If Vladimir Lenin had a grave, he would be turning in it.
Statues of the Bolshevik leader have fallen victim to a string of assaults in Ukraine that have left them missing limbs, splattered with paint, covered in insults and swastikas, bullet-riddled, and even smeared with excrement.
In some cases, the statues were knocked off their pedestals, a feat requiring a considerable amount of physical exertion.
At least four have already been vandalized since the beginning of the year, including one statue toppled in the city of Berdychiv and another daubed with black paint near Odesa.
Communists have pinned the blame squarely on nationalists.
Seeing red: Communist flags fly next to the same statue of Lenin in Kyiv in 2009, three years before the "Euromaidan" unrest swept it off its feet.
Ukrainian lawmaker Igor Miroshnichenko, a member of the ultranationalist Svoboda party who personally felled a Lenin statue in the northeastern city of Okhtyrka last year, says this is, in fact, correct.
"Of course the dismantling of Lenin statues is directly linked to nationalists," Miroshnichenko says. "Any Ukrainian who loves his nation, remembers and respects its history, who remembers his ancestors, who loves and fights for his state, freedom, and independence, is a nationalist."
Last month, a group of masked individuals carrying a flag of the Svoboda party toppled a statue of Lenin in downtown Kyiv.
Miroshnichenko sees the rise in vandalism against Lenin monuments as a direct result of the ongoing pro-European protests against President Viktor Yanukovych's decision to shelve a landmark association pact with the European Union.
Ukrainians, he says, are increasingly frustrated by what his party describes as Moscow's aggressive attempts to bring their country back under its yoke.
Meanwhile, Ukrainian communists are playing down the incidents as isolated acts of hooliganism.
Communist lawmaker Oleksandr Prisyazhnyuk is confident that his party will raise enough funds to restore the damaged statues.

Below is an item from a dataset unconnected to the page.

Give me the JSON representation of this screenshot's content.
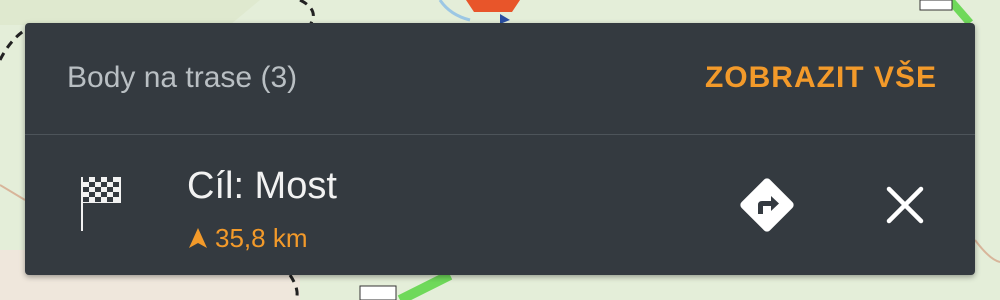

"People consider that statues of Lenin should exist," Prisyazhnyuk says. "At any rate, it's for the local community -- and not for a bunch of visiting vandals who think they can get away with everything -- to decide on the fate of monuments."
Foes of Lenin, however, still have a lot of work ridding Ukraine of his effigies.
There are currently more than 1,300 statues of the Bolshevik leader scattered across the country.
Written by Claire Bigg based on reporting by Sofia Sereda in Kyiv